(Beginning of RECORDS FOR THIS TASK)

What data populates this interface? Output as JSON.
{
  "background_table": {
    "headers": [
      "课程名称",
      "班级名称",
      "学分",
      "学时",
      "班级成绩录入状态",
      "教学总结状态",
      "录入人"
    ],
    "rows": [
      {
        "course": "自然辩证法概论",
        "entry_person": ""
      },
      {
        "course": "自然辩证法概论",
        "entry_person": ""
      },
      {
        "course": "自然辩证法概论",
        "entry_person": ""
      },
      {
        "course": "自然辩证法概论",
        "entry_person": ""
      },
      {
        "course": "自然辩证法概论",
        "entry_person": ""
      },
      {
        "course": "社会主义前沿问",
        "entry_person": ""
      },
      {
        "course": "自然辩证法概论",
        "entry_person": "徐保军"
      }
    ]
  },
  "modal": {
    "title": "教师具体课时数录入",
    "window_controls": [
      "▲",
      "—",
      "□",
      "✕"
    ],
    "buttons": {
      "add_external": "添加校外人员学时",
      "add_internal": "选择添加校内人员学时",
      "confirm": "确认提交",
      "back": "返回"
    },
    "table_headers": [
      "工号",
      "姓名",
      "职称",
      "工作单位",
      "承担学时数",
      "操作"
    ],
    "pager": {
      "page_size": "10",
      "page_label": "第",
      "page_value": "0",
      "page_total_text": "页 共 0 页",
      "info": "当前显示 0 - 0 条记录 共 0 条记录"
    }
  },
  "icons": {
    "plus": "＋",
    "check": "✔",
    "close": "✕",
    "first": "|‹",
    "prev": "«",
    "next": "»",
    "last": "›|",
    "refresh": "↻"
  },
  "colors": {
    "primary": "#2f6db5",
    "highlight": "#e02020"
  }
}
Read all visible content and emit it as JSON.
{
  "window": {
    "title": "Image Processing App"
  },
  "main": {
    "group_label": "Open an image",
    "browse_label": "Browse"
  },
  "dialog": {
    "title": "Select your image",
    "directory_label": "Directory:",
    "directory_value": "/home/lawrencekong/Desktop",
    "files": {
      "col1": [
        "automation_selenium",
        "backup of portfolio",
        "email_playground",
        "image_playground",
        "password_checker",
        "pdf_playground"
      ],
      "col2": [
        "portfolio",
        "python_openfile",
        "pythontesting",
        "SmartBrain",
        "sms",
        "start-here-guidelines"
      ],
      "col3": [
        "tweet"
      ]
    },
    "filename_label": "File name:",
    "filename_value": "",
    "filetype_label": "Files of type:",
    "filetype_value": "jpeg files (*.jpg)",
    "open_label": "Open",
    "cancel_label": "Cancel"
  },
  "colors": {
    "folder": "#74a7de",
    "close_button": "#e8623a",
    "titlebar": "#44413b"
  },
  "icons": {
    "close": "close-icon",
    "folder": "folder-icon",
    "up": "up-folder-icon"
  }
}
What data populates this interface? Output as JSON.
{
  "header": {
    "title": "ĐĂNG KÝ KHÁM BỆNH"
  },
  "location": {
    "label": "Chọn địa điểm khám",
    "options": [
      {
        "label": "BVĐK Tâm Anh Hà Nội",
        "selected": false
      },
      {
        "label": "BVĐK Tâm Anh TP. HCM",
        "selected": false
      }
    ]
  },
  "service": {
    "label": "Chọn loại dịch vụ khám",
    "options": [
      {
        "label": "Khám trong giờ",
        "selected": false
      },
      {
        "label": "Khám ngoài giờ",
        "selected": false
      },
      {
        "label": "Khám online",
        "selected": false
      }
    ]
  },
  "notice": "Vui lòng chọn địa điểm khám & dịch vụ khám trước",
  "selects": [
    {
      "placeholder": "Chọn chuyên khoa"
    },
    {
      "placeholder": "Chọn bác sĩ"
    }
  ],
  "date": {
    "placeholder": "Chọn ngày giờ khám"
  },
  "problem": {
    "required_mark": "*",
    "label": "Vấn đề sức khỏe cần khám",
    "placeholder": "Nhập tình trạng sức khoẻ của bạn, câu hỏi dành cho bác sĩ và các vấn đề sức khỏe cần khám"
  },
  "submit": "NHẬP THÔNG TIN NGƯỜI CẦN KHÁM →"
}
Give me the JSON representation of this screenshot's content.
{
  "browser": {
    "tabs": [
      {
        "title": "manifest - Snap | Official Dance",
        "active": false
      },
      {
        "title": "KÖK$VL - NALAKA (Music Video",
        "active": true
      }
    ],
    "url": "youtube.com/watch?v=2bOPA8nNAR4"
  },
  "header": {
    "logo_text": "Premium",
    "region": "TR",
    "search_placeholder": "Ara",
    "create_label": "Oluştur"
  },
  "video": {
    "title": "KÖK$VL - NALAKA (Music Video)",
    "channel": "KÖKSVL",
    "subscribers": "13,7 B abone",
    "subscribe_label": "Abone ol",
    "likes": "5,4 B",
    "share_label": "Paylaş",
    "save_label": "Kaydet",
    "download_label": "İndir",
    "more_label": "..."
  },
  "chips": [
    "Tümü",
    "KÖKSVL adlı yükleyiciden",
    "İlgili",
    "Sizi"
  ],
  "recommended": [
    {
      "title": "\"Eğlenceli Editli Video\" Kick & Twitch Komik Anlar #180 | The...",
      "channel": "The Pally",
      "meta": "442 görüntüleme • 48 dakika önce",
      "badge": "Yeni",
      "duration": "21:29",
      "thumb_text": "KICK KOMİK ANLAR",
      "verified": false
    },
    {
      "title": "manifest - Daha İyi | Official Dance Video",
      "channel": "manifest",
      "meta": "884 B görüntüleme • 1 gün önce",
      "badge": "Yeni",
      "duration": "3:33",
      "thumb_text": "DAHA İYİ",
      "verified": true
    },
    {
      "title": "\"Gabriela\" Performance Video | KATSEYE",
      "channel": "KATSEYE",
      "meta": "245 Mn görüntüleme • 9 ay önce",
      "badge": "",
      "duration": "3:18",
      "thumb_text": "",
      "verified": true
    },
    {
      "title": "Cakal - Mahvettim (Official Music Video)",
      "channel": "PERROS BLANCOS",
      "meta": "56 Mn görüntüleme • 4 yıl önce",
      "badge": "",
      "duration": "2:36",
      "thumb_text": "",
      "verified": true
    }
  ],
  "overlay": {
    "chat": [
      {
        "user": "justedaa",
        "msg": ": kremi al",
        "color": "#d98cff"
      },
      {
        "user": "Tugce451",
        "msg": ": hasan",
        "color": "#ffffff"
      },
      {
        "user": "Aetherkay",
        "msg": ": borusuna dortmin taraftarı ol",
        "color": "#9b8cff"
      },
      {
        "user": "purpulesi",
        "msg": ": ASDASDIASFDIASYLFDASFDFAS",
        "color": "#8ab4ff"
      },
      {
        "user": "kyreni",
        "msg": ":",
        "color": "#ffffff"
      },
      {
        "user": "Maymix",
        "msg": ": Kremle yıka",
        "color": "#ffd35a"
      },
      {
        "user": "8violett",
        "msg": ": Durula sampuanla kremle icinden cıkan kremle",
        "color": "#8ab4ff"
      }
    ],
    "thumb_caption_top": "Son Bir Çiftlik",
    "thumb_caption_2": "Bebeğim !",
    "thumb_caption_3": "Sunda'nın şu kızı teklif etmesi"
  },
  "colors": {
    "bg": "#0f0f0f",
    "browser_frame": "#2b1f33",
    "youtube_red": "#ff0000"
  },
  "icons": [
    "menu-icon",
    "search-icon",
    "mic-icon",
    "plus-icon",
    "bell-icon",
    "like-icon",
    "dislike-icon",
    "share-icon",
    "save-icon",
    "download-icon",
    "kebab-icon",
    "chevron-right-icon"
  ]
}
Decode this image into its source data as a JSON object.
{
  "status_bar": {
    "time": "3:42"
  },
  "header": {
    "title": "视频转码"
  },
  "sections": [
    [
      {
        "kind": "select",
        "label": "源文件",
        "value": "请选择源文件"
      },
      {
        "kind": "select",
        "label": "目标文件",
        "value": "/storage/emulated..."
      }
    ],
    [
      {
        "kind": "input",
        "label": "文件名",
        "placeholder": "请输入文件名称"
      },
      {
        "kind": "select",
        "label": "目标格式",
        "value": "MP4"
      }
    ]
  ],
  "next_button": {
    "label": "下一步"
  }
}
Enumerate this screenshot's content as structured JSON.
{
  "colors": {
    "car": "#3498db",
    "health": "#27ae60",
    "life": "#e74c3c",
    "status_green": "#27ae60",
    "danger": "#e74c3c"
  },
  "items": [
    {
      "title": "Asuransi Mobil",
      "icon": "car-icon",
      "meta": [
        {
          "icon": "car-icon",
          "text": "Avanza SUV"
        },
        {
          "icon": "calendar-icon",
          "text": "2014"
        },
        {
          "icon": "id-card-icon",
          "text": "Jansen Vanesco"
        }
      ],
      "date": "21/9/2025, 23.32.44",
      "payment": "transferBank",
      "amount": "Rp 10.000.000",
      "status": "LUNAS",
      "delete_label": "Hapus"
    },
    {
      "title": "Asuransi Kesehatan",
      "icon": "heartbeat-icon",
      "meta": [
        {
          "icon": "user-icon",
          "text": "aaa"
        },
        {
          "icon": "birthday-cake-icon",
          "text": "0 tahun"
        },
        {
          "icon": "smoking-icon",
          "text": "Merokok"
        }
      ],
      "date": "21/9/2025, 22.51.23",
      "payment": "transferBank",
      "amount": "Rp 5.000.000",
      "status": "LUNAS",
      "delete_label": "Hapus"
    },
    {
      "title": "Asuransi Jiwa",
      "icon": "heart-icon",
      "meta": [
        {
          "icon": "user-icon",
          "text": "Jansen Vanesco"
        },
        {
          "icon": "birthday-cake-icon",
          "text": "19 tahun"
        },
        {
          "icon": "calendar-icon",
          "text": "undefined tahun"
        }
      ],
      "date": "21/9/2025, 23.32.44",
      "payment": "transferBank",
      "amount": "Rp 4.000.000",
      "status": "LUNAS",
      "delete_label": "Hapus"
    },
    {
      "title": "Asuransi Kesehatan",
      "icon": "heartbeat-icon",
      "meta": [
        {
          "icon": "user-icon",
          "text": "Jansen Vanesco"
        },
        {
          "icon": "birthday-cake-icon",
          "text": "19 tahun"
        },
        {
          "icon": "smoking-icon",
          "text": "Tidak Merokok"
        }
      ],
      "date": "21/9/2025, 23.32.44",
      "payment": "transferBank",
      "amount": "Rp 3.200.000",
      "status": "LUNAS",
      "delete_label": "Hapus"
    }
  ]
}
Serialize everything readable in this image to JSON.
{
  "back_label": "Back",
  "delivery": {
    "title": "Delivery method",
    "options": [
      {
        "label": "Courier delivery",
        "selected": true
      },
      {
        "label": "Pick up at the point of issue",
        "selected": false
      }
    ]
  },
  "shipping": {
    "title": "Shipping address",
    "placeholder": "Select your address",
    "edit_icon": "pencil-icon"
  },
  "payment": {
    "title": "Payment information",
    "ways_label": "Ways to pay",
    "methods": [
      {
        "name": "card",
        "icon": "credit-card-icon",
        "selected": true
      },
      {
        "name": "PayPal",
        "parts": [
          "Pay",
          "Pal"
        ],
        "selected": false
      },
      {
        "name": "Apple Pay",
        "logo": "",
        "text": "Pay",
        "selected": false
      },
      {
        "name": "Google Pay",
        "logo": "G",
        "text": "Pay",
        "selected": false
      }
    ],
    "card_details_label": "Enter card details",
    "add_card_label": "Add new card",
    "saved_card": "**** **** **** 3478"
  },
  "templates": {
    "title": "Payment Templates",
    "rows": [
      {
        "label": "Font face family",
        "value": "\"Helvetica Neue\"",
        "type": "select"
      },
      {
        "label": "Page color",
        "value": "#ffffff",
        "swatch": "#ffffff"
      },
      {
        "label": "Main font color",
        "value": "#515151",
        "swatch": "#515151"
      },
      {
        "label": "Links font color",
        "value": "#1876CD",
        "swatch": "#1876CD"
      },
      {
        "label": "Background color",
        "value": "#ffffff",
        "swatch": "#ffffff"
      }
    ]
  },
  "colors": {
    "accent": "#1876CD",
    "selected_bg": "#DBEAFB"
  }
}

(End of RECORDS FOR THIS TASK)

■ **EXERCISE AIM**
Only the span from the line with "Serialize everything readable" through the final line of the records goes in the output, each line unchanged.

■ **ANSWER FOR THE TASK**
Serialize everything readable in this image to JSON.
{
  "back_label": "Back",
  "delivery": {
    "title": "Delivery method",
    "options": [
      {
        "label": "Courier delivery",
        "selected": true
      },
      {
        "label": "Pick up at the point of issue",
        "selected": false
      }
    ]
  },
  "shipping": {
    "title": "Shipping address",
    "placeholder": "Select your address",
    "edit_icon": "pencil-icon"
  },
  "payment": {
    "title": "Payment information",
    "ways_label": "Ways to pay",
    "methods": [
      {
        "name": "card",
        "icon": "credit-card-icon",
        "selected": true
      },
      {
        "name": "PayPal",
        "parts": [
          "Pay",
          "Pal"
        ],
        "selected": false
      },
      {
        "name": "Apple Pay",
        "logo": "",
        "text": "Pay",
        "selected": false
      },
      {
        "name": "Google Pay",
        "logo": "G",
        "text": "Pay",
        "selected": false
      }
    ],
    "card_details_label": "Enter card details",
    "add_card_label": "Add new card",
    "saved_card": "**** **** **** 3478"
  },
  "templates": {
    "title": "Payment Templates",
    "rows": [
      {
        "label": "Font face family",
        "value": "\"Helvetica Neue\"",
        "type": "select"
      },
      {
        "label": "Page color",
        "value": "#ffffff",
        "swatch": "#ffffff"
      },
      {
        "label": "Main font color",
        "value": "#515151",
        "swatch": "#515151"
      },
      {
        "label": "Links font color",
        "value": "#1876CD",
        "swatch": "#1876CD"
      },
      {
        "label": "Background color",
        "value": "#ffffff",
        "swatch": "#ffffff"
      }
    ]
  },
  "colors": {
    "accent": "#1876CD",
    "selected_bg": "#DBEAFB"
  }
}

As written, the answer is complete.